[Saved entries]
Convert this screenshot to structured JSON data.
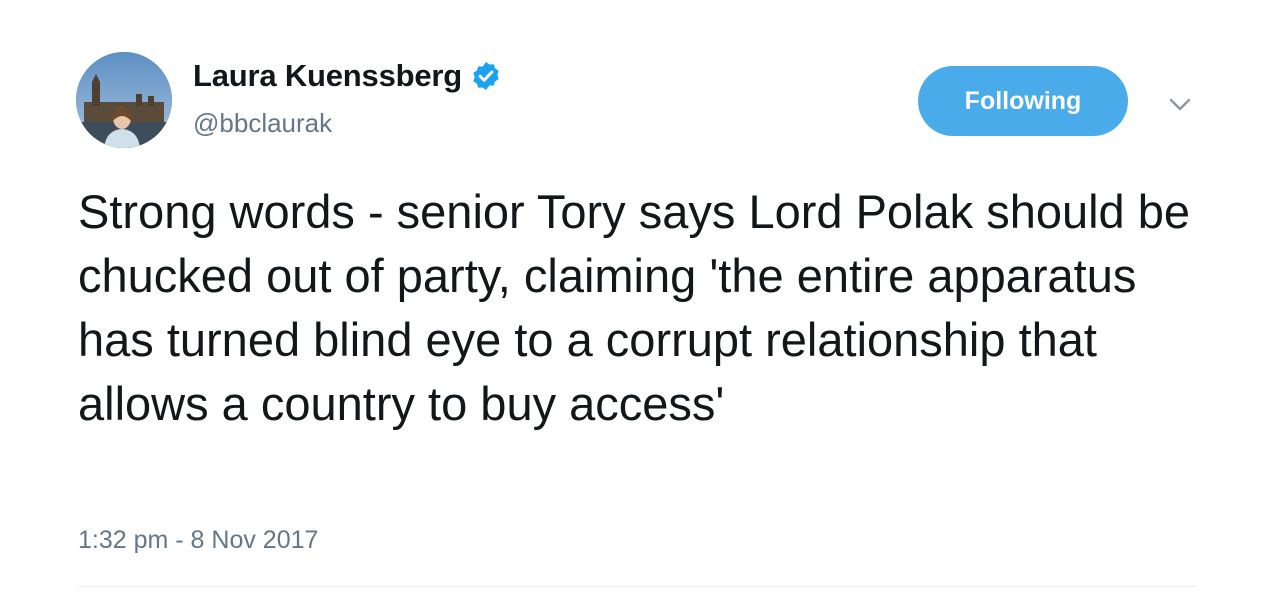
{
  "tweet": {
    "author": {
      "name": "Laura Kuenssberg",
      "handle": "@bbclaurak",
      "verified": true
    },
    "follow_button_label": "Following",
    "menu_icon": "chevron-down-icon",
    "text": "Strong words - senior Tory says Lord Polak should be chucked out of party, claiming 'the entire apparatus has turned blind eye to a corrupt relationship that allows a country to buy access'",
    "timestamp": "1:32 pm - 8 Nov 2017"
  },
  "colors": {
    "accent": "#4aabea",
    "verified_badge": "#1da1f2",
    "secondary_text": "#657786",
    "primary_text": "#14171a"
  }
}
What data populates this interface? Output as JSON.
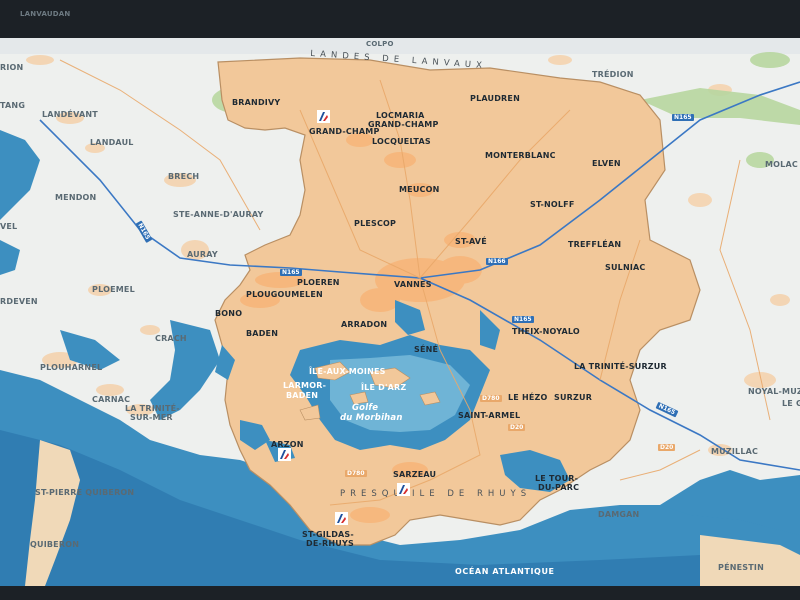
{
  "map": {
    "region_labels": {
      "landes_de_lanvaux": "LANDES DE LANVAUX",
      "presquile_de_rhuys": "PRESQU'ILE DE RHUYS"
    },
    "water_labels": {
      "golfe_du_morbihan_line1": "Golfe",
      "golfe_du_morbihan_line2": "du Morbihan",
      "ocean_atlantique": "OCÉAN ATLANTIQUE"
    },
    "roads": {
      "n165_north": "N165",
      "n165_auray": "N165",
      "n165_west": "N165",
      "n166": "N166",
      "n165_east": "N165",
      "n165_se": "N165",
      "d20": "D20",
      "d780": "D780",
      "d780b": "D780",
      "d780c": "D20"
    },
    "places": {
      "brandivy": "BRANDIVY",
      "grand_champ": "GRAND-CHAMP",
      "locmaria_1": "LOCMARIA",
      "locmaria_2": "GRAND-CHAMP",
      "plaudren": "PLAUDREN",
      "locqueltas": "LOCQUELTAS",
      "monterblanc": "MONTERBLANC",
      "elven": "ELVEN",
      "meucon": "MEUCON",
      "st_nolff": "ST-NOLFF",
      "plescop": "PLESCOP",
      "st_ave": "ST-AVÉ",
      "trefflean": "TREFFLÉAN",
      "sulniac": "SULNIAC",
      "ploeren": "PLOEREN",
      "vannes": "VANNES",
      "plougoumelen": "PLOUGOUMELEN",
      "bono": "BONO",
      "theix_noyalo": "THEIX-NOYALO",
      "baden": "BADEN",
      "arradon": "ARRADON",
      "sene": "SÉNÉ",
      "la_trinite_surzur": "LA TRINITÉ-SURZUR",
      "ile_aux_moines": "ÎLE-AUX-MOINES",
      "ile_d_arz": "ÎLE D'ARZ",
      "larmor_baden_1": "LARMOR-",
      "larmor_baden_2": "BADEN",
      "le_hezo": "LE HÉZO",
      "surzur": "SURZUR",
      "saint_armel": "SAINT-ARMEL",
      "arzon": "ARZON",
      "sarzeau": "SARZEAU",
      "le_tour_du_parc_1": "LE TOUR-",
      "le_tour_du_parc_2": "DU-PARC",
      "st_gildas_1": "ST-GILDAS-",
      "st_gildas_2": "DE-RHUYS"
    },
    "outside_places": {
      "landevant": "LANDÉVANT",
      "landaul": "LANDAUL",
      "brech": "BRECH",
      "mendon": "MENDON",
      "ste_anne": "STE-ANNE-D'AURAY",
      "auray": "AURAY",
      "ploemel": "PLOEMEL",
      "crach": "CRACH",
      "plouharnel": "PLOUHARNEL",
      "carnac": "CARNAC",
      "la_trinite_1": "LA TRINITÉ-",
      "la_trinite_2": "SUR-MER",
      "st_pierre": "ST-PIERRE QUIBERON",
      "quiberon": "QUIBERON",
      "molac": "MOLAC",
      "noyal_muz": "NOYAL-MUZ",
      "le_g": "LE G",
      "muzillac": "MUZILLAC",
      "damgan": "DAMGAN",
      "penestin": "PÉNESTIN",
      "tredion": "TRÉDION",
      "colpo": "COLPO",
      "lanvaudan": "LANVAUDAN",
      "rion": "RION",
      "etang": "TANG",
      "erdeven": "RDEVEN",
      "evel": "VEL"
    },
    "colors": {
      "sea": "#3d8fc0",
      "sea_light": "#6fb4d6",
      "land_outside": "#eef0ee",
      "territory": "#f2c89a",
      "forest": "#b8d7a0",
      "roads_main": "#3b78c4",
      "frame": "#1c2126"
    },
    "icons": [
      "harbor-logo-icon"
    ]
  }
}
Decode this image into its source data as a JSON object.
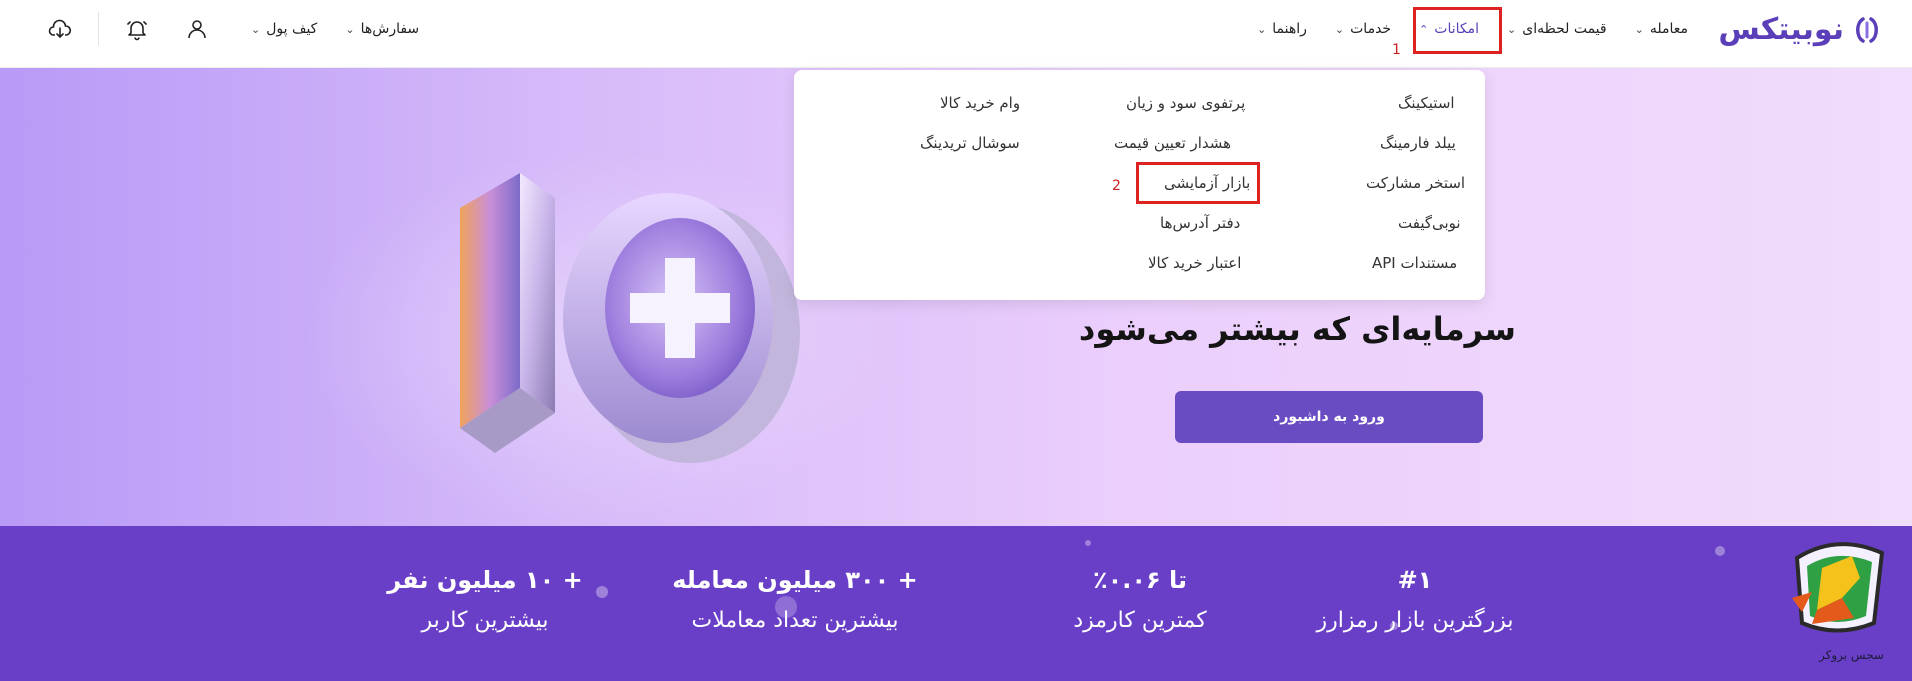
{
  "brand": {
    "logo_text": "نوبیتکس",
    "accent": "#5a3fb8"
  },
  "nav": {
    "items": [
      {
        "label": "معامله",
        "active": false
      },
      {
        "label": "قیمت لحظه‌ای",
        "active": false
      },
      {
        "label": "امکانات",
        "active": true
      },
      {
        "label": "خدمات",
        "active": false
      },
      {
        "label": "راهنما",
        "active": false
      }
    ]
  },
  "left_menus": [
    {
      "label": "کیف پول"
    },
    {
      "label": "سفارش‌ها"
    }
  ],
  "icons": {
    "download": "download-icon",
    "bell": "bell-icon",
    "user": "user-icon"
  },
  "annotations": {
    "one": "1",
    "two": "2"
  },
  "dropdown": {
    "col1": [
      "استیکینگ",
      "ییلد فارمینگ",
      "استخر مشارکت",
      "نوبی‌گیفت",
      "مستندات API"
    ],
    "col2": [
      "پرتفوی سود و زیان",
      "هشدار تعیین قیمت",
      "بازار آزمایشی",
      "دفتر آدرس‌ها",
      "اعتبار خرید کالا"
    ],
    "col3": [
      "وام خرید کالا",
      "سوشال تریدینگ"
    ]
  },
  "hero": {
    "title": "سرمایه‌ای که بیشتر می‌شود",
    "cta_label": "ورود به داشبورد",
    "art_text": "10+"
  },
  "stats": [
    {
      "big": "#۱",
      "small": "بزرگترین بازار رمزارز"
    },
    {
      "big": "تا ۰.۰۶٪",
      "small": "کمترین کارمزد"
    },
    {
      "big": "+ ۳۰۰ میلیون معامله",
      "small": "بیشترین تعداد معاملات"
    },
    {
      "big": "+ ۱۰ میلیون نفر",
      "small": "بیشترین کاربر"
    }
  ],
  "badge": {
    "text": "سجس بروکر"
  },
  "colors": {
    "hero_start": "#b89af7",
    "hero_end": "#f0dcfb",
    "stats_bg": "#6a3fc7",
    "cta": "#6a4cc2",
    "highlight": "#dd2222"
  }
}
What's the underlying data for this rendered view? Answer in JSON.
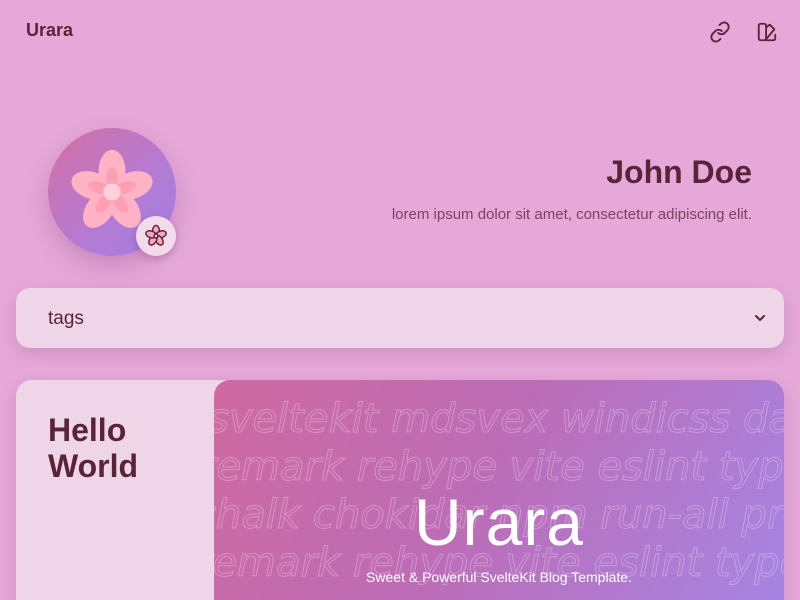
{
  "header": {
    "site_title": "Urara",
    "icons": [
      "link-icon",
      "theme-icon"
    ]
  },
  "profile": {
    "name": "John Doe",
    "bio": "lorem ipsum dolor sit amet, consectetur adipiscing elit.",
    "avatar_icon": "cherry-blossom-icon",
    "badge_icon": "cherry-blossom-icon"
  },
  "tags": {
    "label": "tags",
    "icon": "chevron-down-icon"
  },
  "post": {
    "title": "Hello World",
    "cover": {
      "title": "Urara",
      "subtitle": "Sweet & Powerful SvelteKit Blog Template.",
      "background_lines": [
        "sveltekit mdsvex windicss daisy",
        "remark rehype vite eslint typesc",
        "chalk chokidar npm run-all pre",
        "remark rehype vite eslint typescri"
      ]
    }
  },
  "colors": {
    "background": "#e5a8d8",
    "surface": "#efd5e8",
    "text": "#5a2338",
    "accent_pink": "#cf6aa0",
    "accent_purple": "#a585e4"
  }
}
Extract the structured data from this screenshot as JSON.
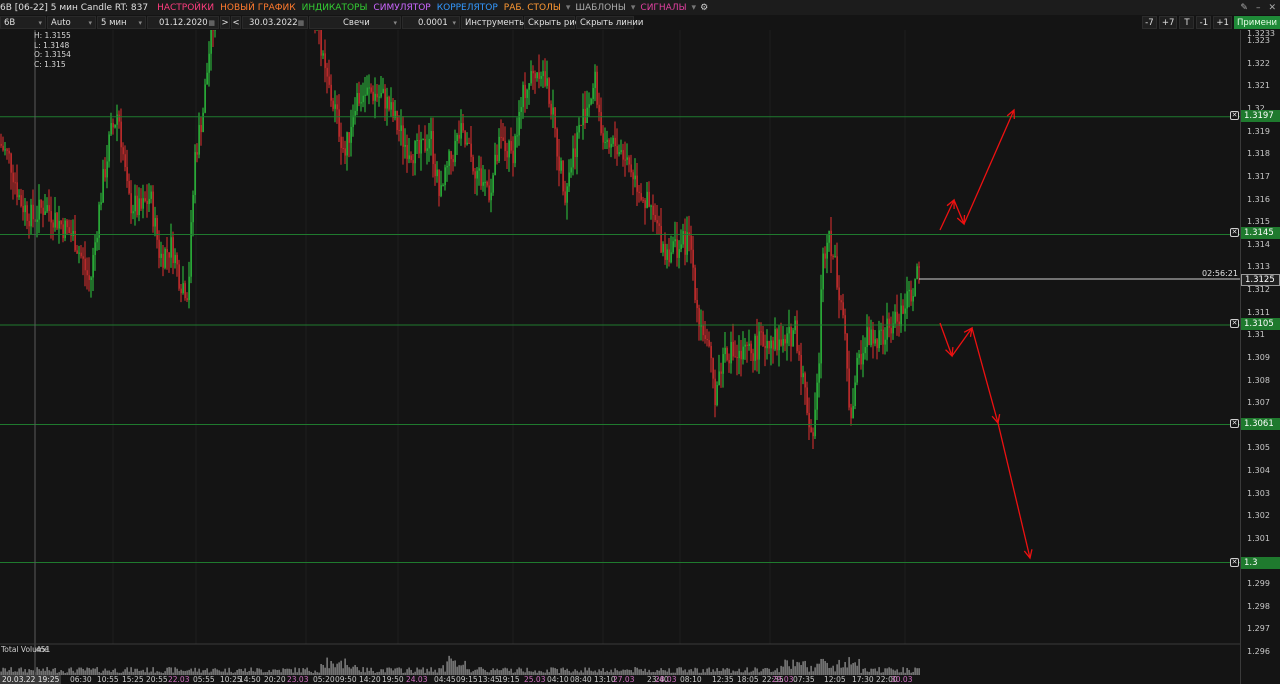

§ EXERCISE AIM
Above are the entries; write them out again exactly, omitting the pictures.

§ RESULT
Convert this screenshot to structured JSON data.
{
  "tweet": {
    "author": {
      "name": "Laura Kuenssberg",
      "handle": "@bbclaurak",
      "verified": true
    },
    "follow_button_label": "Following",
    "menu_icon": "chevron-down-icon",
    "text": "Strong words - senior Tory says Lord Polak should be chucked out of party, claiming 'the entire apparatus has turned blind eye to a corrupt relationship that allows a country to buy access'",
    "timestamp": "1:32 pm - 8 Nov 2017"
  },
  "colors": {
    "accent": "#4aabea",
    "verified_badge": "#1da1f2",
    "secondary_text": "#657786",
    "primary_text": "#14171a"
  }
}
What data populates this interface? Output as JSON.
{
  "map": {
    "region_labels": {
      "landes_de_lanvaux": "LANDES DE LANVAUX",
      "presquile_de_rhuys": "PRESQU'ILE DE RHUYS"
    },
    "water_labels": {
      "golfe_du_morbihan_line1": "Golfe",
      "golfe_du_morbihan_line2": "du Morbihan",
      "ocean_atlantique": "OCÉAN ATLANTIQUE"
    },
    "roads": {
      "n165_north": "N165",
      "n165_auray": "N165",
      "n165_west": "N165",
      "n166": "N166",
      "n165_east": "N165",
      "n165_se": "N165",
      "d20": "D20",
      "d780": "D780",
      "d780b": "D780",
      "d780c": "D20"
    },
    "places": {
      "brandivy": "BRANDIVY",
      "grand_champ": "GRAND-CHAMP",
      "locmaria_1": "LOCMARIA",
      "locmaria_2": "GRAND-CHAMP",
      "plaudren": "PLAUDREN",
      "locqueltas": "LOCQUELTAS",
      "monterblanc": "MONTERBLANC",
      "elven": "ELVEN",
      "meucon": "MEUCON",
      "st_nolff": "ST-NOLFF",
      "plescop": "PLESCOP",
      "st_ave": "ST-AVÉ",
      "trefflean": "TREFFLÉAN",
      "sulniac": "SULNIAC",
      "ploeren": "PLOEREN",
      "vannes": "VANNES",
      "plougoumelen": "PLOUGOUMELEN",
      "bono": "BONO",
      "theix_noyalo": "THEIX-NOYALO",
      "baden": "BADEN",
      "arradon": "ARRADON",
      "sene": "SÉNÉ",
      "la_trinite_surzur": "LA TRINITÉ-SURZUR",
      "ile_aux_moines": "ÎLE-AUX-MOINES",
      "ile_d_arz": "ÎLE D'ARZ",
      "larmor_baden_1": "LARMOR-",
      "larmor_baden_2": "BADEN",
      "le_hezo": "LE HÉZO",
      "surzur": "SURZUR",
      "saint_armel": "SAINT-ARMEL",
      "arzon": "ARZON",
      "sarzeau": "SARZEAU",
      "le_tour_du_parc_1": "LE TOUR-",
      "le_tour_du_parc_2": "DU-PARC",
      "st_gildas_1": "ST-GILDAS-",
      "st_gildas_2": "DE-RHUYS"
    },
    "outside_places": {
      "landevant": "LANDÉVANT",
      "landaul": "LANDAUL",
      "brech": "BRECH",
      "mendon": "MENDON",
      "ste_anne": "STE-ANNE-D'AURAY",
      "auray": "AURAY",
      "ploemel": "PLOEMEL",
      "crach": "CRACH",
      "plouharnel": "PLOUHARNEL",
      "carnac": "CARNAC",
      "la_trinite_1": "LA TRINITÉ-",
      "la_trinite_2": "SUR-MER",
      "st_pierre": "ST-PIERRE QUIBERON",
      "quiberon": "QUIBERON",
      "molac": "MOLAC",
      "noyal_muz": "NOYAL-MUZ",
      "le_g": "LE G",
      "muzillac": "MUZILLAC",
      "damgan": "DAMGAN",
      "penestin": "PÉNESTIN",
      "tredion": "TRÉDION",
      "colpo": "COLPO",
      "lanvaudan": "LANVAUDAN",
      "rion": "RION",
      "etang": "TANG",
      "erdeven": "RDEVEN",
      "evel": "VEL"
    },
    "colors": {
      "sea": "#3d8fc0",
      "sea_light": "#6fb4d6",
      "land_outside": "#eef0ee",
      "territory": "#f2c89a",
      "forest": "#b8d7a0",
      "roads_main": "#3b78c4",
      "frame": "#1c2126"
    },
    "icons": [
      "harbor-logo-icon"
    ]
  }
}
Decode this image into its source data as a JSON object.
{
  "brand": {
    "logo_text": "نوبیتکس",
    "accent": "#5a3fb8"
  },
  "nav": {
    "items": [
      {
        "label": "معامله",
        "active": false
      },
      {
        "label": "قیمت لحظه‌ای",
        "active": false
      },
      {
        "label": "امکانات",
        "active": true
      },
      {
        "label": "خدمات",
        "active": false
      },
      {
        "label": "راهنما",
        "active": false
      }
    ]
  },
  "left_menus": [
    {
      "label": "کیف پول"
    },
    {
      "label": "سفارش‌ها"
    }
  ],
  "icons": {
    "download": "download-icon",
    "bell": "bell-icon",
    "user": "user-icon"
  },
  "annotations": {
    "one": "1",
    "two": "2"
  },
  "dropdown": {
    "col1": [
      "استیکینگ",
      "ییلد فارمینگ",
      "استخر مشارکت",
      "نوبی‌گیفت",
      "مستندات API"
    ],
    "col2": [
      "پرتفوی سود و زیان",
      "هشدار تعیین قیمت",
      "بازار آزمایشی",
      "دفتر آدرس‌ها",
      "اعتبار خرید کالا"
    ],
    "col3": [
      "وام خرید کالا",
      "سوشال تریدینگ"
    ]
  },
  "hero": {
    "title": "سرمایه‌ای که بیشتر می‌شود",
    "cta_label": "ورود به داشبورد",
    "art_text": "10+"
  },
  "stats": [
    {
      "big": "#۱",
      "small": "بزرگترین بازار رمزارز"
    },
    {
      "big": "تا ۰.۰۶٪",
      "small": "کمترین کارمزد"
    },
    {
      "big": "+ ۳۰۰ میلیون معامله",
      "small": "بیشترین تعداد معاملات"
    },
    {
      "big": "+ ۱۰ میلیون نفر",
      "small": "بیشترین کاربر"
    }
  ],
  "badge": {
    "text": "سجس بروکر"
  },
  "colors": {
    "hero_start": "#b89af7",
    "hero_end": "#f0dcfb",
    "stats_bg": "#6a3fc7",
    "cta": "#6a4cc2",
    "highlight": "#dd2222"
  }
}
What's the underlying data for this rendered view? Answer in JSON.
{
  "header": {
    "site_title": "Urara",
    "icons": [
      "link-icon",
      "theme-icon"
    ]
  },
  "profile": {
    "name": "John Doe",
    "bio": "lorem ipsum dolor sit amet, consectetur adipiscing elit.",
    "avatar_icon": "cherry-blossom-icon",
    "badge_icon": "cherry-blossom-icon"
  },
  "tags": {
    "label": "tags",
    "icon": "chevron-down-icon"
  },
  "post": {
    "title": "Hello World",
    "cover": {
      "title": "Urara",
      "subtitle": "Sweet & Powerful SvelteKit Blog Template.",
      "background_lines": [
        "sveltekit mdsvex windicss daisy",
        "remark rehype vite eslint typesc",
        "chalk chokidar npm run-all pre",
        "remark rehype vite eslint typescri"
      ]
    }
  },
  "colors": {
    "background": "#e5a8d8",
    "surface": "#efd5e8",
    "text": "#5a2338",
    "accent_pink": "#cf6aa0",
    "accent_purple": "#a585e4"
  }
}
Extract the structured data from this screenshot as JSON.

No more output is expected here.